Medicine and Health
The History of Medicine and Health Working Group meets monthly to discuss a colleague’s work in progress or to discuss readings that are of particular interest to participants.
Meetings are usually held from 3:30 to 5:00 on second Fridays.
Scholars can participate online, or at the Consortium offices in Philadelphia, 431 Chestnut Street, Philadelphia, PA 19106, or at the New York Academy of Medicine, 1216 Fifth Avenue (@ 103rd Street), New York, NY 10029.
To join this working group, click "Request group membership" at right. You will receive instructions for participating online or in person.
David Barnes teaches the history of medicine and public health in the Department of History & Sociology of Science at the University of Pennsylvania. His interests include the history of medicine and public health, as well as the cultural history of bodily knowledge and bodily practices more generally.
Paul Theerman is Director of the Center for the History of Medicine and Public Health at the New York Academy of Medicine.
Nancy Tomes is Distinguished Professor of History at Stony Brook University. Her research interests include U.S. social and cultural history and the history of medicine, women, and gender.
Keith Andrew Wailoo is Townsend Martin Professor of History and Public Affairs at Princeton University.

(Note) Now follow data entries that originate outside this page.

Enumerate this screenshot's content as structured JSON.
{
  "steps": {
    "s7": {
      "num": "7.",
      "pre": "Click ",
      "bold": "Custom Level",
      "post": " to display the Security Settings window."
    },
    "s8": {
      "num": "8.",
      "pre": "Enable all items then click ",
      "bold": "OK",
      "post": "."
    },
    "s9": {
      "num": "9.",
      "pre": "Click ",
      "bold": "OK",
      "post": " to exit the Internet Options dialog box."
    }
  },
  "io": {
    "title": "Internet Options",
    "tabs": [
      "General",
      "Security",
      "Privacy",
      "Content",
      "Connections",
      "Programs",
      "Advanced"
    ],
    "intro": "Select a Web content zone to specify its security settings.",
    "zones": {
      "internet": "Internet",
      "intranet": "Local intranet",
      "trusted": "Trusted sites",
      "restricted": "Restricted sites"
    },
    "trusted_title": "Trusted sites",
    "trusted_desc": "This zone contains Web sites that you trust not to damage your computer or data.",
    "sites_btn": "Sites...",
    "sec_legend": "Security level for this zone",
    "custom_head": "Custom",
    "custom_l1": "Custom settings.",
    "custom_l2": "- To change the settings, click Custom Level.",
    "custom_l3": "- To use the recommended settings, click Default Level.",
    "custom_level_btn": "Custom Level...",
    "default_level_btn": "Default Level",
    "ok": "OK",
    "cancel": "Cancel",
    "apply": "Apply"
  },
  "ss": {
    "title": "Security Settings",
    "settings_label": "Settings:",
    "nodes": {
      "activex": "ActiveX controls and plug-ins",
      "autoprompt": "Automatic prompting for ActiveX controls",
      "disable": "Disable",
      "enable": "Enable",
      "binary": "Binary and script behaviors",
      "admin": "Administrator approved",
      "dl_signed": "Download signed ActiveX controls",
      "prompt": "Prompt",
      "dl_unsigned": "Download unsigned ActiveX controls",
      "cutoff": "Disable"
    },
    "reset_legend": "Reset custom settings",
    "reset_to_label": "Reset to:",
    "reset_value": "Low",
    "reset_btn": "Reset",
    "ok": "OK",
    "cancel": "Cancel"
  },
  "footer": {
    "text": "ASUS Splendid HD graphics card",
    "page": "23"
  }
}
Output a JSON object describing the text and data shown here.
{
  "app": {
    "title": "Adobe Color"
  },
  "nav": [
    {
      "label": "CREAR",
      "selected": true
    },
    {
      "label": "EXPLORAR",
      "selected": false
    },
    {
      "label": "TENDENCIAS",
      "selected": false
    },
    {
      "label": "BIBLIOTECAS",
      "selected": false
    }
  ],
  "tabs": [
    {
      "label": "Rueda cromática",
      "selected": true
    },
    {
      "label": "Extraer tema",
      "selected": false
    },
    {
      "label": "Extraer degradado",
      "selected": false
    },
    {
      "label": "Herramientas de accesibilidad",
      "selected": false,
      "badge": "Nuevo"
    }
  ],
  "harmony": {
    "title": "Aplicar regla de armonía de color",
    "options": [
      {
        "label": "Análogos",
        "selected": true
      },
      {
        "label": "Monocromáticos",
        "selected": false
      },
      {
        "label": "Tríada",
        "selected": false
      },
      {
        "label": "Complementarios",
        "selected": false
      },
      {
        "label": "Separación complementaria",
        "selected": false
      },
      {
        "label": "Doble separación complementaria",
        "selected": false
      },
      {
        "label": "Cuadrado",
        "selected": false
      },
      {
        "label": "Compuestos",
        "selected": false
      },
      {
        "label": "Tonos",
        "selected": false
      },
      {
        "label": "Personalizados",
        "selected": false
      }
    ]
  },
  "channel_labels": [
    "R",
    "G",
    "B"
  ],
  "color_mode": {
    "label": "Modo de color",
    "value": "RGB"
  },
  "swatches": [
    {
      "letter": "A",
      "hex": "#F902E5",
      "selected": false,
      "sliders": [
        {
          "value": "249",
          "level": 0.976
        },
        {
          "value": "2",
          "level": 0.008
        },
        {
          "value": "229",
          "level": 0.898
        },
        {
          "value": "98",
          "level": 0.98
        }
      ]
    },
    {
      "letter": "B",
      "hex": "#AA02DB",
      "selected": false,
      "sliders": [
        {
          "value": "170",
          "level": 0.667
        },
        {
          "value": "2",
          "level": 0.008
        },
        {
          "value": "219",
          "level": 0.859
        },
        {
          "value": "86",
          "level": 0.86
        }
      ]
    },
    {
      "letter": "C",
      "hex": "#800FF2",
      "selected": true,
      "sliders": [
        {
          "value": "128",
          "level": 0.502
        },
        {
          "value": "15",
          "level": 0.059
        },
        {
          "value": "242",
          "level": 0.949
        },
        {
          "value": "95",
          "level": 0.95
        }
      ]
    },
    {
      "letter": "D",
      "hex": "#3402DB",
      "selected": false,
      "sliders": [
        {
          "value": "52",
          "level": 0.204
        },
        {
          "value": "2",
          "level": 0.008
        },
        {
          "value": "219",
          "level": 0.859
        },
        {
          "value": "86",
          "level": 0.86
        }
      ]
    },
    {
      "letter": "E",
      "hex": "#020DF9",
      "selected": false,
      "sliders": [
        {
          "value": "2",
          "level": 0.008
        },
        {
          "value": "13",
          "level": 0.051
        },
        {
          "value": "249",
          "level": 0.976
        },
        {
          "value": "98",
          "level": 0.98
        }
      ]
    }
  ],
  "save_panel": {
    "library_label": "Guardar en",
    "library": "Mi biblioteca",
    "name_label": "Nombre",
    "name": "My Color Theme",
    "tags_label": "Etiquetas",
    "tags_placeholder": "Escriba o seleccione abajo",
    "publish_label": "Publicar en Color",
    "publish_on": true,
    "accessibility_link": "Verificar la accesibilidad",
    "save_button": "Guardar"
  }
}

His research and teaching interests include the history and cultural politics of disease; drugs and drug policy; race, science, and health; and health policy and medical affairs in the U.S.
Upcoming Meetings (all times Eastern)
Friday, April 12, 2019 - 3:30pm
Wangui Muigai, Brandeis University, “'Something Wasn’t Clean': Black Midwifery, Birth, and Postwar Medical Education in All My Babies."
March 8, 2019
Janet Golden, Professor of History, Rutgers University-Camden.
"'Normal Enough': Paula Patton, Intellectually Disabled Immigrant Children, and the 1924 Immigration Act."
Comment by Jaipreet Virdi, Assistant Professor of History, University of Delaware.
November 16, 2018
Julie Powell, Ohio State University, on "The Labor Army of Tomorrow: Masculinity and the Internationalization of Veterans’ Rehabilitation, 1914-1924." Comment by the work group.
October 19, 2018
Catherine Cox and Hilary Marland, 'The Making of the Modern Prison System: Reformation, Separation and the Mind, 1840-1860'.
Comment by James Moran, University of Prince Edward Island.
April 20, 2018
Shobana Shankar, Stony Brook University, speaking on "The Mississippi Appendectomy: Prison Medicine as a Process of African-American Alienation."
Comment by Susan Reverby, Professor Emerita, Wellesley College.
February 16, 2018
Elaine LaFay presented “‘The slandered torrid zone’: Medicine, Botany, and the Imperial Vision of an American Tropics along the U.S. Gulf Coast, 1820–1840,” a chapter from her dissertation.
Melanie Kiechle, assistant professor of history at Virginia Tech, has agreed to contribute a comment.
A copy of the discussion paper is uploaded to the Medicine and Health Work Group site.
LaFay is a PhD candidate in the Department of History and Sociology of Science at the University of Pennsylvania, and currently a Marguerite Bartlett Hamer Dissertation Fellow at the McNeil Center for Early American Studies.
November 17, 2017
Daniel Goldberg (University of Colorado, Denver): “‘The Evidence of the Lost Eye was so Palpable’: The Testimonial Significance of Visible Disabilities in Civil War Veterans’ Encounters with the North Carolina Pension Act of 1885”
October 20, 2017
Tamara Venit-Shelton (Claremont McKenna College): “Herbs and Roots Only: Toward an Environmental History of Chinese Medicine in the United States.”
Linda L. Barnes, Boston University
Mei Zhan, University of California Irvine.
September 15, 2017
Averyl Gaylor (La Trobe University in Melbourne): “Dance and Operational Bodily Encounters in Twentieth-Century Australia.” On the interplay between modern dance and modern medical cultures in shaping understandings and ideals of the body in Australia, in the early to mid twentieth-century. Comment by Dr. Whitney Laemmli, Society of Fellows in the Humanities, Columbia University.
April 21, 2017
Joanna Radin, from the Program in History of Science & Medicine, Yale University, presented “Latent Life in Biomedicine’s Ice Age,” the first chapter of her new book, Life on Ice: A History of New Uses for Cold Blood (Chicago, 2017). Susan Lederer, University of Wisconsin, provided commentary.
March 17, 2017
Beth Linker (University of Pennsylvania) discussed Huddled Masses: The Making of a Poor Posture Epidemic in America. Comments by Joan Jacobs Brumberg, Professor Emerita, Cornell University and Carla Bittel, Associate Professor, Loyola Marymount University.